● WHAT TO WORK ON: What is needed is an exact copy of the listing, with no pictures in it.

● PROVIDED INFORMATION:
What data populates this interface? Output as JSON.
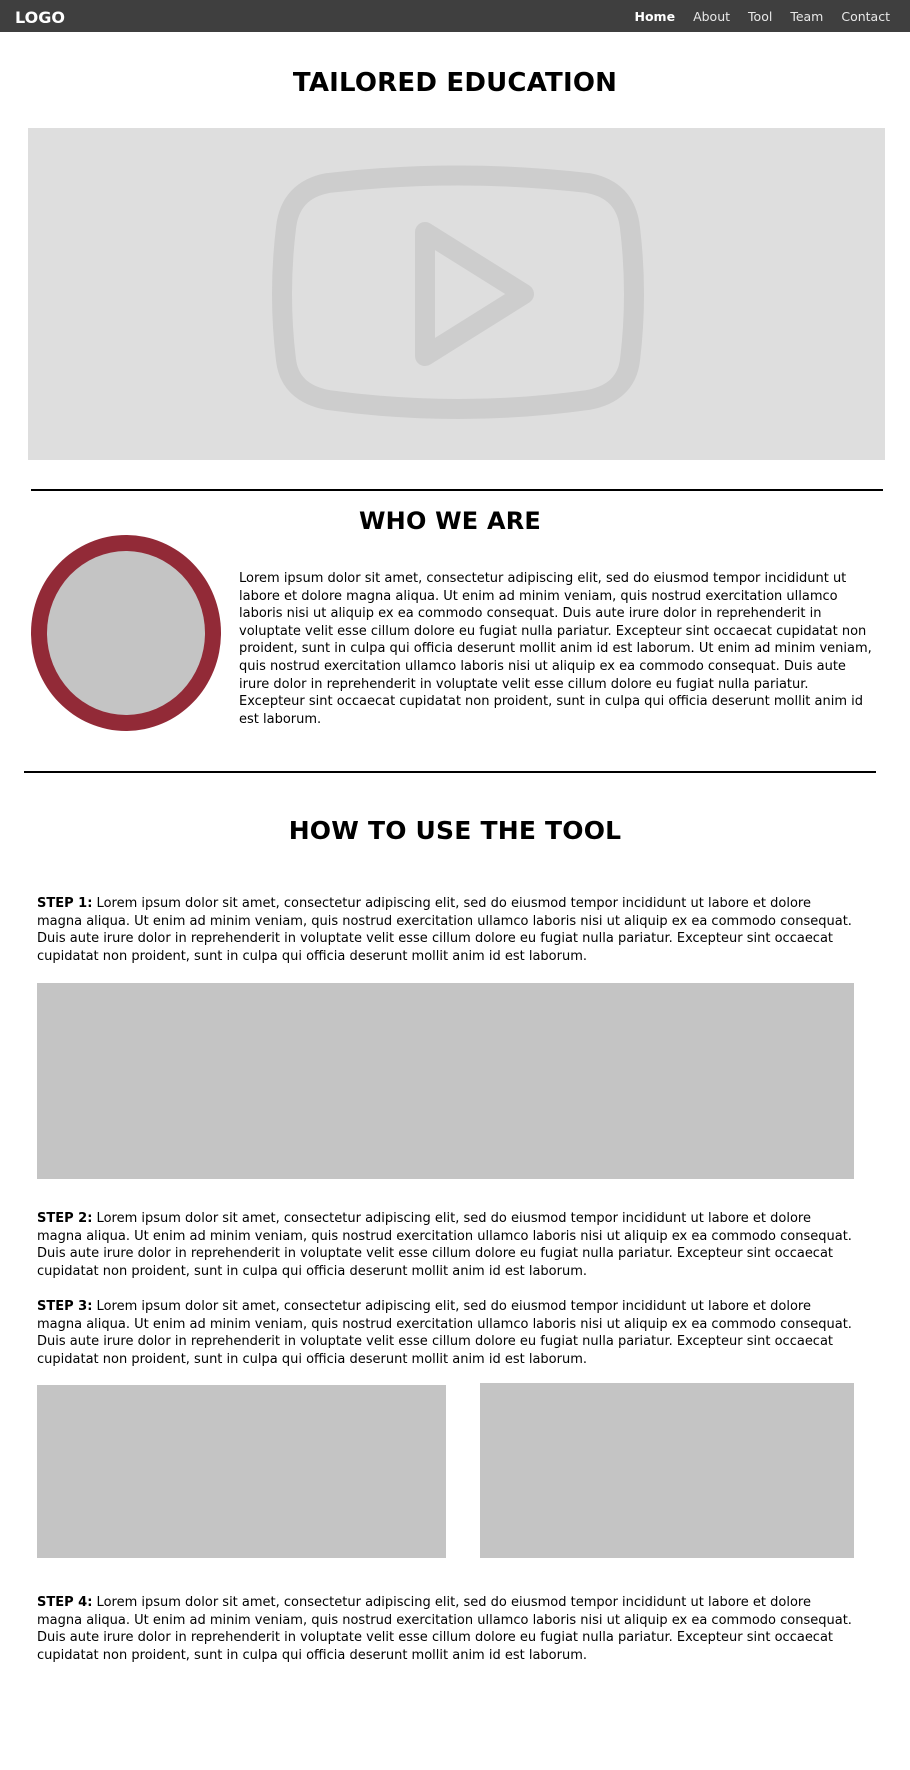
{
  "nav": {
    "logo": "LOGO",
    "links": [
      "Home",
      "About",
      "Tool",
      "Team",
      "Contact"
    ],
    "active": "Home"
  },
  "hero": {
    "title": "TAILORED EDUCATION",
    "video_icon": "play-video-icon"
  },
  "who": {
    "title": "WHO WE ARE",
    "text": "Lorem ipsum dolor sit amet, consectetur adipiscing elit, sed do eiusmod tempor incididunt ut labore et dolore magna aliqua. Ut enim ad minim veniam, quis nostrud exercitation ullamco laboris nisi ut aliquip ex ea commodo consequat. Duis aute irure dolor in reprehenderit in voluptate velit esse cillum dolore eu fugiat nulla pariatur. Excepteur sint occaecat cupidatat non proident, sunt in culpa qui officia deserunt mollit anim id est laborum. Ut enim ad minim veniam, quis nostrud exercitation ullamco laboris nisi ut aliquip ex ea commodo consequat. Duis aute irure dolor in reprehenderit in voluptate velit esse cillum dolore eu fugiat nulla pariatur. Excepteur sint occaecat cupidatat non proident, sunt in culpa qui officia deserunt mollit anim id est laborum."
  },
  "how": {
    "title": "HOW TO USE THE TOOL",
    "steps": [
      {
        "label": "STEP 1:",
        "text": " Lorem ipsum dolor sit amet, consectetur adipiscing elit, sed do eiusmod tempor incididunt ut labore et dolore magna aliqua. Ut enim ad minim veniam, quis nostrud exercitation ullamco laboris nisi ut aliquip ex ea commodo consequat. Duis aute irure dolor in reprehenderit in voluptate velit esse cillum dolore eu fugiat nulla pariatur. Excepteur sint occaecat cupidatat non proident, sunt in culpa qui officia deserunt mollit anim id est laborum."
      },
      {
        "label": "STEP 2:",
        "text": " Lorem ipsum dolor sit amet, consectetur adipiscing elit, sed do eiusmod tempor incididunt ut labore et dolore magna aliqua. Ut enim ad minim veniam, quis nostrud exercitation ullamco laboris nisi ut aliquip ex ea commodo consequat. Duis aute irure dolor in reprehenderit in voluptate velit esse cillum dolore eu fugiat nulla pariatur. Excepteur sint occaecat cupidatat non proident, sunt in culpa qui officia deserunt mollit anim id est laborum."
      },
      {
        "label": "STEP 3:",
        "text": " Lorem ipsum dolor sit amet, consectetur adipiscing elit, sed do eiusmod tempor incididunt ut labore et dolore magna aliqua. Ut enim ad minim veniam, quis nostrud exercitation ullamco laboris nisi ut aliquip ex ea commodo consequat. Duis aute irure dolor in reprehenderit in voluptate velit esse cillum dolore eu fugiat nulla pariatur. Excepteur sint occaecat cupidatat non proident, sunt in culpa qui officia deserunt mollit anim id est laborum."
      },
      {
        "label": "STEP 4:",
        "text": " Lorem ipsum dolor sit amet, consectetur adipiscing elit, sed do eiusmod tempor incididunt ut labore et dolore magna aliqua. Ut enim ad minim veniam, quis nostrud exercitation ullamco laboris nisi ut aliquip ex ea commodo consequat. Duis aute irure dolor in reprehenderit in voluptate velit esse cillum dolore eu fugiat nulla pariatur. Excepteur sint occaecat cupidatat non proident, sunt in culpa qui officia deserunt mollit anim id est laborum."
      }
    ]
  },
  "colors": {
    "navbar": "#3f3f3f",
    "avatar_ring": "#922a37",
    "placeholder": "#c4c4c4",
    "video_bg": "#dedede"
  }
}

● EXERCISE SOLUTION:
What data populates this interface? Output as JSON.
{
  "nav": {
    "logo": "LOGO",
    "links": [
      "Home",
      "About",
      "Tool",
      "Team",
      "Contact"
    ],
    "active": "Home"
  },
  "hero": {
    "title": "TAILORED EDUCATION",
    "video_icon": "play-video-icon"
  },
  "who": {
    "title": "WHO WE ARE",
    "text": "Lorem ipsum dolor sit amet, consectetur adipiscing elit, sed do eiusmod tempor incididunt ut labore et dolore magna aliqua. Ut enim ad minim veniam, quis nostrud exercitation ullamco laboris nisi ut aliquip ex ea commodo consequat. Duis aute irure dolor in reprehenderit in voluptate velit esse cillum dolore eu fugiat nulla pariatur. Excepteur sint occaecat cupidatat non proident, sunt in culpa qui officia deserunt mollit anim id est laborum. Ut enim ad minim veniam, quis nostrud exercitation ullamco laboris nisi ut aliquip ex ea commodo consequat. Duis aute irure dolor in reprehenderit in voluptate velit esse cillum dolore eu fugiat nulla pariatur. Excepteur sint occaecat cupidatat non proident, sunt in culpa qui officia deserunt mollit anim id est laborum."
  },
  "how": {
    "title": "HOW TO USE THE TOOL",
    "steps": [
      {
        "label": "STEP 1:",
        "text": " Lorem ipsum dolor sit amet, consectetur adipiscing elit, sed do eiusmod tempor incididunt ut labore et dolore magna aliqua. Ut enim ad minim veniam, quis nostrud exercitation ullamco laboris nisi ut aliquip ex ea commodo consequat. Duis aute irure dolor in reprehenderit in voluptate velit esse cillum dolore eu fugiat nulla pariatur. Excepteur sint occaecat cupidatat non proident, sunt in culpa qui officia deserunt mollit anim id est laborum."
      },
      {
        "label": "STEP 2:",
        "text": " Lorem ipsum dolor sit amet, consectetur adipiscing elit, sed do eiusmod tempor incididunt ut labore et dolore magna aliqua. Ut enim ad minim veniam, quis nostrud exercitation ullamco laboris nisi ut aliquip ex ea commodo consequat. Duis aute irure dolor in reprehenderit in voluptate velit esse cillum dolore eu fugiat nulla pariatur. Excepteur sint occaecat cupidatat non proident, sunt in culpa qui officia deserunt mollit anim id est laborum."
      },
      {
        "label": "STEP 3:",
        "text": " Lorem ipsum dolor sit amet, consectetur adipiscing elit, sed do eiusmod tempor incididunt ut labore et dolore magna aliqua. Ut enim ad minim veniam, quis nostrud exercitation ullamco laboris nisi ut aliquip ex ea commodo consequat. Duis aute irure dolor in reprehenderit in voluptate velit esse cillum dolore eu fugiat nulla pariatur. Excepteur sint occaecat cupidatat non proident, sunt in culpa qui officia deserunt mollit anim id est laborum."
      },
      {
        "label": "STEP 4:",
        "text": " Lorem ipsum dolor sit amet, consectetur adipiscing elit, sed do eiusmod tempor incididunt ut labore et dolore magna aliqua. Ut enim ad minim veniam, quis nostrud exercitation ullamco laboris nisi ut aliquip ex ea commodo consequat. Duis aute irure dolor in reprehenderit in voluptate velit esse cillum dolore eu fugiat nulla pariatur. Excepteur sint occaecat cupidatat non proident, sunt in culpa qui officia deserunt mollit anim id est laborum."
      }
    ]
  },
  "colors": {
    "navbar": "#3f3f3f",
    "avatar_ring": "#922a37",
    "placeholder": "#c4c4c4",
    "video_bg": "#dedede"
  }
}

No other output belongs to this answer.